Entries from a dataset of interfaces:

══════════════════════════════

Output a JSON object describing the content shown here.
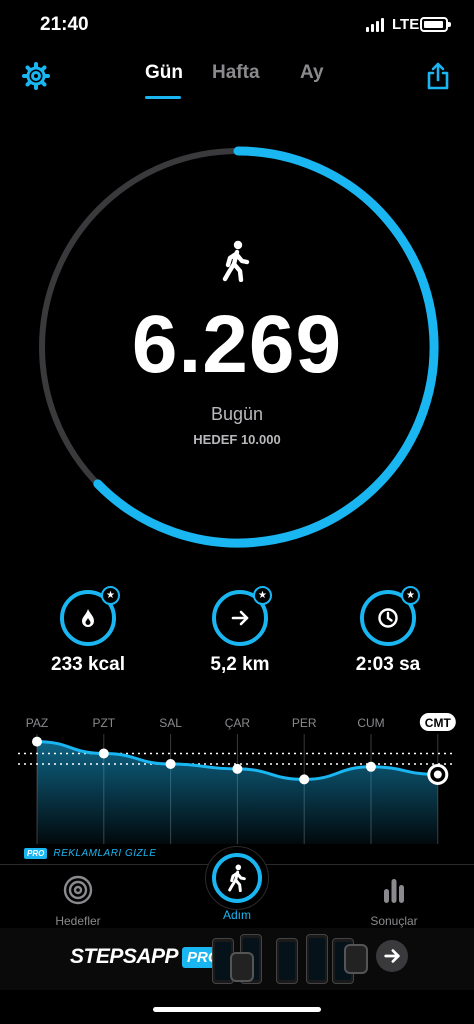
{
  "status_bar": {
    "time": "21:40",
    "network": "LTE"
  },
  "header": {
    "settings_icon": "gear-icon",
    "share_icon": "share-icon",
    "tabs": [
      {
        "label": "Gün",
        "active": true
      },
      {
        "label": "Hafta",
        "active": false
      },
      {
        "label": "Ay",
        "active": false
      }
    ]
  },
  "today": {
    "icon": "walking-person-icon",
    "steps": "6.269",
    "label": "Bugün",
    "goal_label": "HEDEF 10.000",
    "progress_fraction": 0.6269
  },
  "stats": [
    {
      "icon": "flame-icon",
      "value": "233 kcal"
    },
    {
      "icon": "arrow-right-icon",
      "value": "5,2 km"
    },
    {
      "icon": "clock-icon",
      "value": "2:03 sa"
    }
  ],
  "week": {
    "days": [
      "PAZ",
      "PZT",
      "SAL",
      "ÇAR",
      "PER",
      "CUM",
      "CMT"
    ],
    "selected_index": 6,
    "relative_levels": [
      0.92,
      0.75,
      0.6,
      0.53,
      0.38,
      0.56,
      0.45
    ],
    "goal_level": 0.75,
    "average_level": 0.6
  },
  "remove_ads": {
    "badge": "PRO",
    "label": "REKLAMLARI GIZLE"
  },
  "tab_bar": {
    "items": [
      {
        "label": "Hedefler",
        "icon": "target-icon"
      },
      {
        "label": "Adım",
        "icon": "walking-person-icon",
        "active": true
      },
      {
        "label": "Sonuçlar",
        "icon": "bar-chart-icon"
      }
    ]
  },
  "banner": {
    "brand": "STEPSAPP",
    "pro": "PRO",
    "icon": "arrow-right-icon"
  },
  "colors": {
    "accent": "#1ab6f2",
    "background": "#000000",
    "track": "#3a3a3c"
  }
}
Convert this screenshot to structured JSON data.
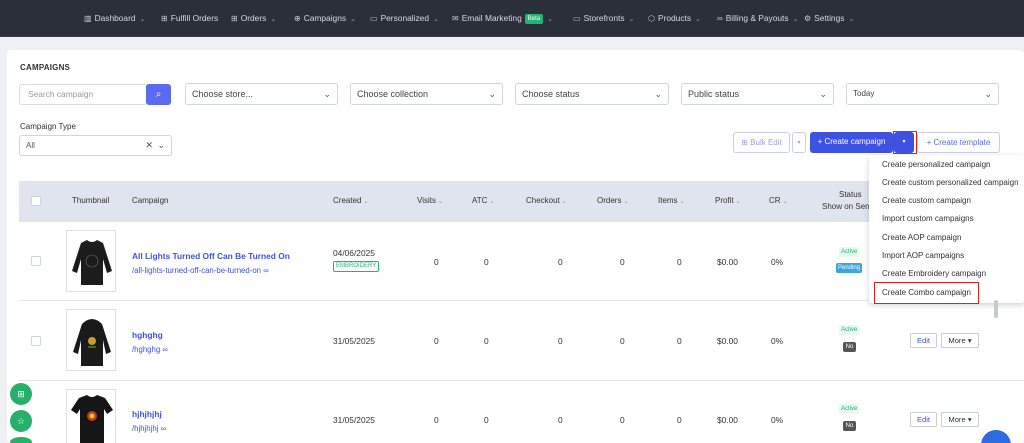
{
  "nav": {
    "items": [
      {
        "label": "Dashboard",
        "icon": "chart-icon"
      },
      {
        "label": "Fulfill Orders",
        "icon": "cart-icon"
      },
      {
        "label": "Orders",
        "icon": "cart-icon"
      },
      {
        "label": "Campaigns",
        "icon": "target-icon"
      },
      {
        "label": "Personalized",
        "icon": "edit-icon"
      },
      {
        "label": "Email Marketing",
        "icon": "mail-icon",
        "badge": "Beta"
      },
      {
        "label": "Storefronts",
        "icon": "store-icon"
      },
      {
        "label": "Products",
        "icon": "box-icon"
      },
      {
        "label": "Billing & Payouts",
        "icon": "card-icon"
      },
      {
        "label": "Settings",
        "icon": "gear-icon"
      }
    ]
  },
  "page": {
    "title": "CAMPAIGNS"
  },
  "filters": {
    "search_placeholder": "Search campaign",
    "store": "Choose store...",
    "collection": "Choose collection",
    "status": "Choose status",
    "public_status": "Public status",
    "date": "Today",
    "type_label": "Campaign Type",
    "type_value": "All"
  },
  "actions": {
    "bulk_edit": "Bulk Edit",
    "create_campaign": "+ Create campaign",
    "create_template": "+ Create template"
  },
  "table": {
    "headers": {
      "thumbnail": "Thumbnail",
      "campaign": "Campaign",
      "created": "Created",
      "visits": "Visits",
      "atc": "ATC",
      "checkout": "Checkout",
      "orders": "Orders",
      "items": "Items",
      "profit": "Profit",
      "cr": "CR",
      "status_line1": "Status",
      "status_line2": "Show on SenP"
    },
    "rows": [
      {
        "name": "All Lights Turned Off Can Be Turned On",
        "slug": "/all-lights-turned-off-can-be-turned-on",
        "created": "04/06/2025",
        "tag": "EMBROIDERY",
        "visits": "0",
        "atc": "0",
        "checkout": "0",
        "orders": "0",
        "items": "0",
        "profit": "$0.00",
        "cr": "0%",
        "status": "Active",
        "show": "Pending"
      },
      {
        "name": "hghghg",
        "slug": "/hghghg",
        "created": "31/05/2025",
        "visits": "0",
        "atc": "0",
        "checkout": "0",
        "orders": "0",
        "items": "0",
        "profit": "$0.00",
        "cr": "0%",
        "status": "Active",
        "show": "No",
        "edit": "Edit",
        "more": "More"
      },
      {
        "name": "hjhjhjhj",
        "slug": "/hjhjhjhj",
        "created": "31/05/2025",
        "visits": "0",
        "atc": "0",
        "checkout": "0",
        "orders": "0",
        "items": "0",
        "profit": "$0.00",
        "cr": "0%",
        "status": "Active",
        "show": "No",
        "edit": "Edit",
        "more": "More"
      }
    ]
  },
  "dropdown": {
    "items": [
      "Create personalized campaign",
      "Create custom personalized campaign",
      "Create custom campaign",
      "Import custom campaigns",
      "Create AOP campaign",
      "Import AOP campaigns",
      "Create Embroidery campaign",
      "Create Combo campaign"
    ]
  },
  "colors": {
    "accent": "#5b6bf0",
    "nav_bg": "#2b2f3a",
    "highlight": "#e02020",
    "success": "#22b573"
  }
}
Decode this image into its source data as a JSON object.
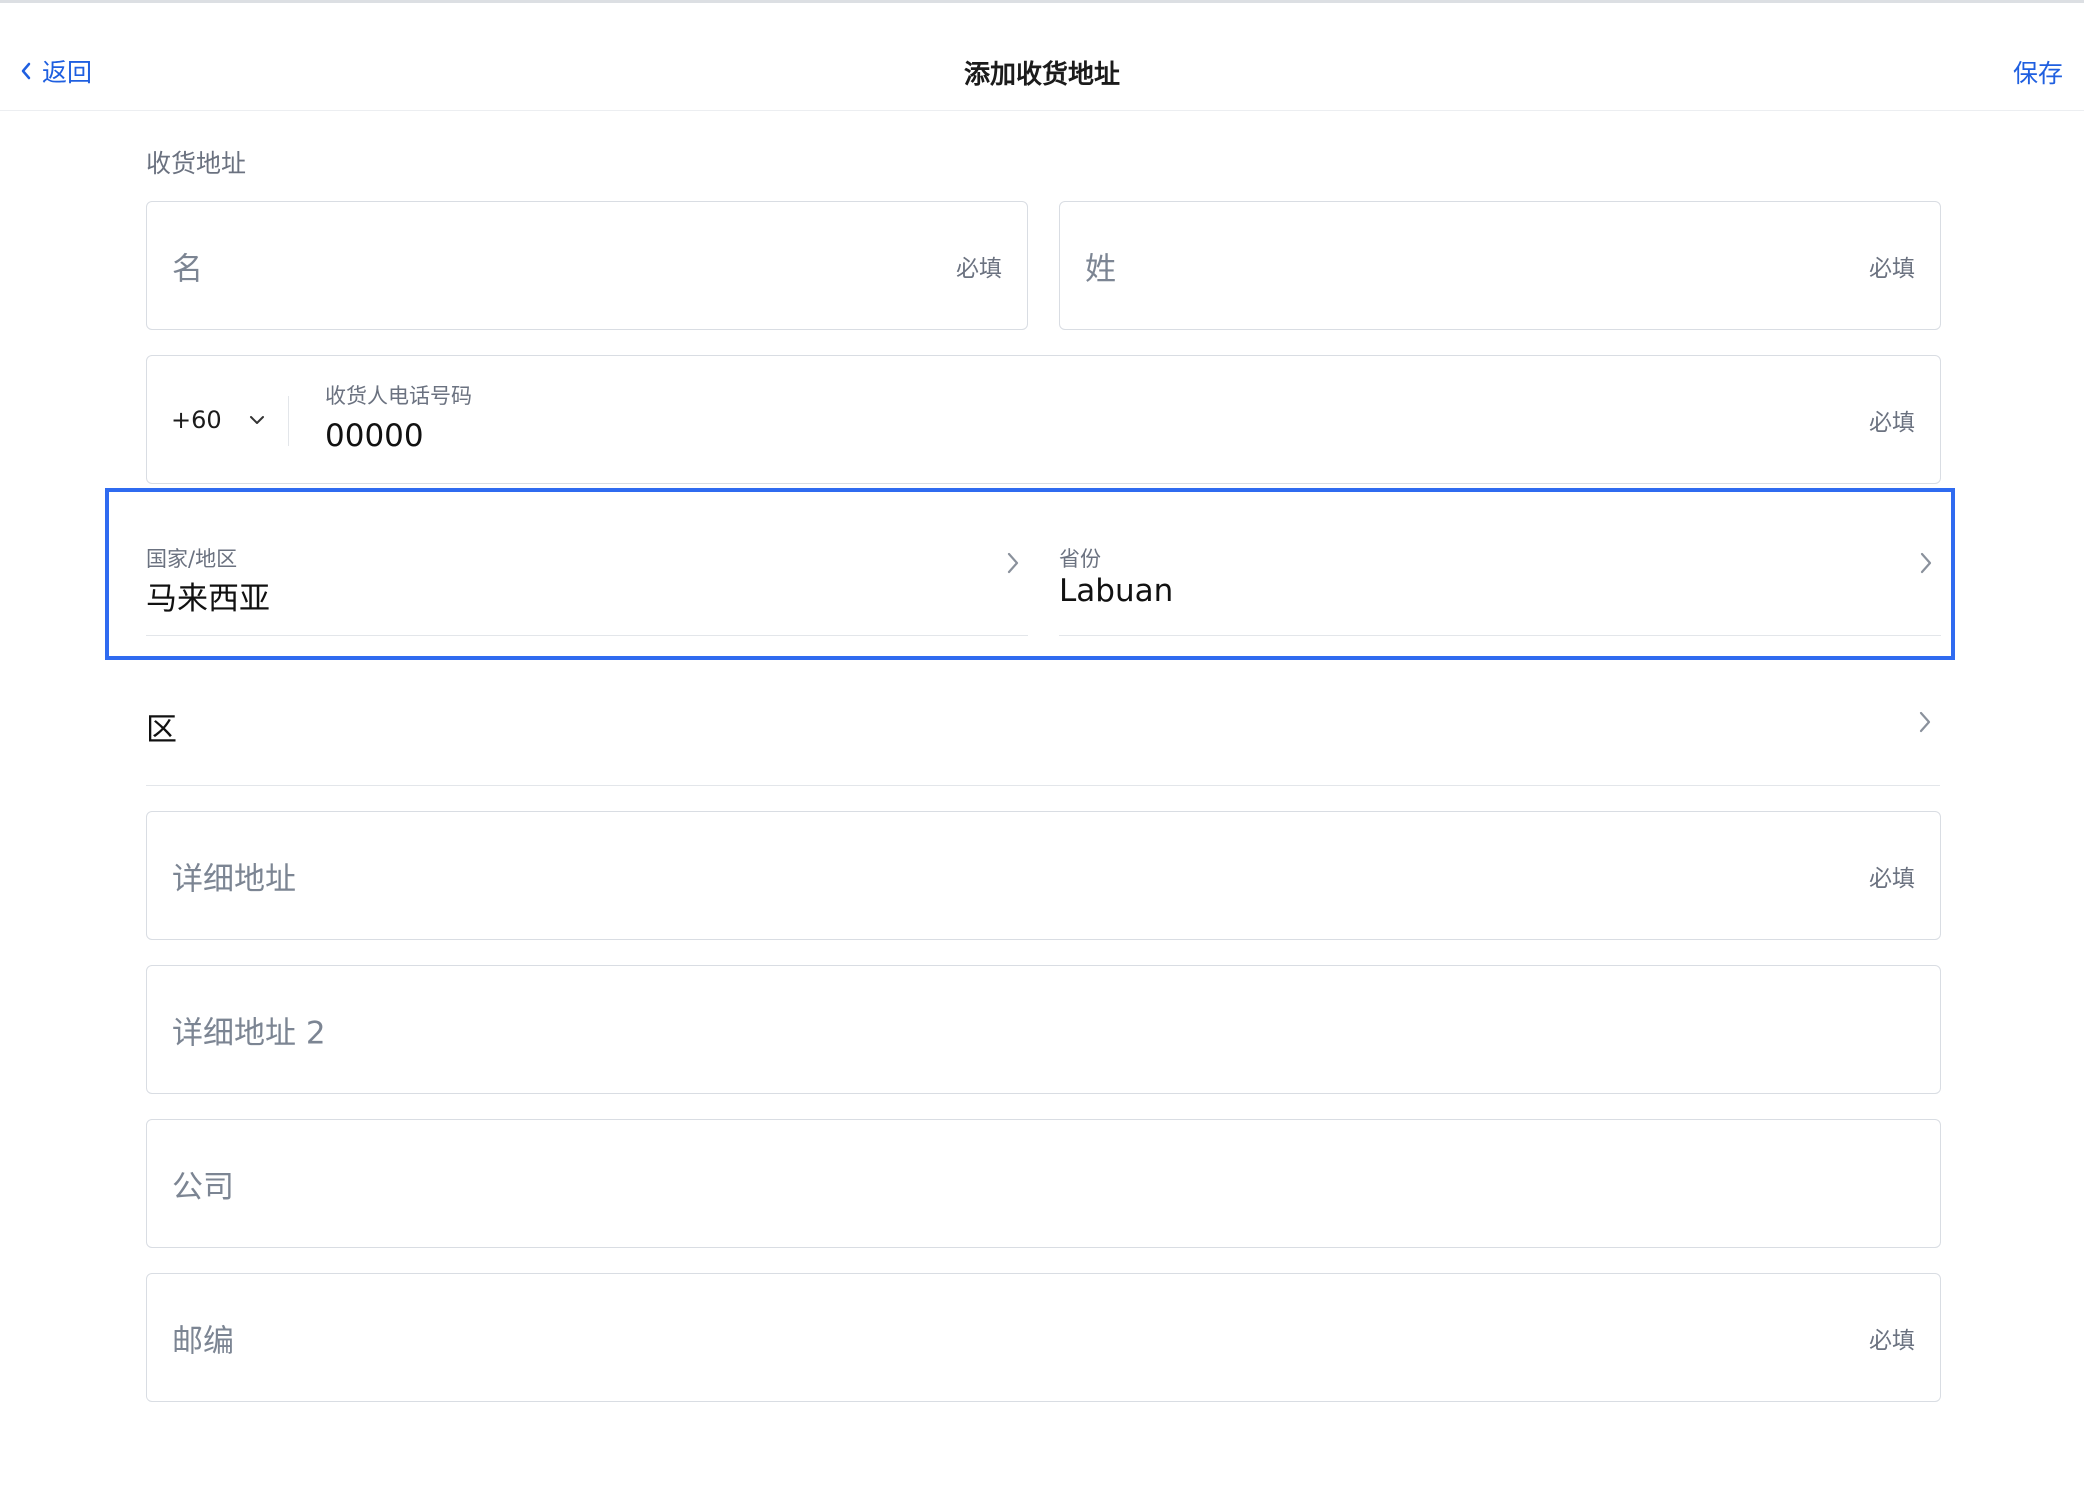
{
  "header": {
    "back_label": "返回",
    "title": "添加收货地址",
    "save_label": "保存"
  },
  "section": {
    "label": "收货地址"
  },
  "fields": {
    "first_name": {
      "placeholder": "名",
      "required": "必填"
    },
    "last_name": {
      "placeholder": "姓",
      "required": "必填"
    },
    "phone": {
      "code": "+60",
      "label": "收货人电话号码",
      "value": "00000",
      "required": "必填"
    },
    "country": {
      "label": "国家/地区",
      "value": "马来西亚"
    },
    "province": {
      "label": "省份",
      "value": "Labuan"
    },
    "district": {
      "label": "区"
    },
    "address1": {
      "placeholder": "详细地址",
      "required": "必填"
    },
    "address2": {
      "placeholder": "详细地址 2"
    },
    "company": {
      "placeholder": "公司"
    },
    "postcode": {
      "placeholder": "邮编",
      "required": "必填"
    }
  },
  "colors": {
    "accent": "#1f5fe0",
    "highlight_border": "#2f6bf0"
  }
}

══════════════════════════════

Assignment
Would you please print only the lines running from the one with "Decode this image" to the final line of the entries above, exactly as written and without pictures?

Response to this task
Decode this image into its source data as a JSON object.
{
  "header": {
    "back_label": "返回",
    "title": "添加收货地址",
    "save_label": "保存"
  },
  "section": {
    "label": "收货地址"
  },
  "fields": {
    "first_name": {
      "placeholder": "名",
      "required": "必填"
    },
    "last_name": {
      "placeholder": "姓",
      "required": "必填"
    },
    "phone": {
      "code": "+60",
      "label": "收货人电话号码",
      "value": "00000",
      "required": "必填"
    },
    "country": {
      "label": "国家/地区",
      "value": "马来西亚"
    },
    "province": {
      "label": "省份",
      "value": "Labuan"
    },
    "district": {
      "label": "区"
    },
    "address1": {
      "placeholder": "详细地址",
      "required": "必填"
    },
    "address2": {
      "placeholder": "详细地址 2"
    },
    "company": {
      "placeholder": "公司"
    },
    "postcode": {
      "placeholder": "邮编",
      "required": "必填"
    }
  },
  "colors": {
    "accent": "#1f5fe0",
    "highlight_border": "#2f6bf0"
  }
}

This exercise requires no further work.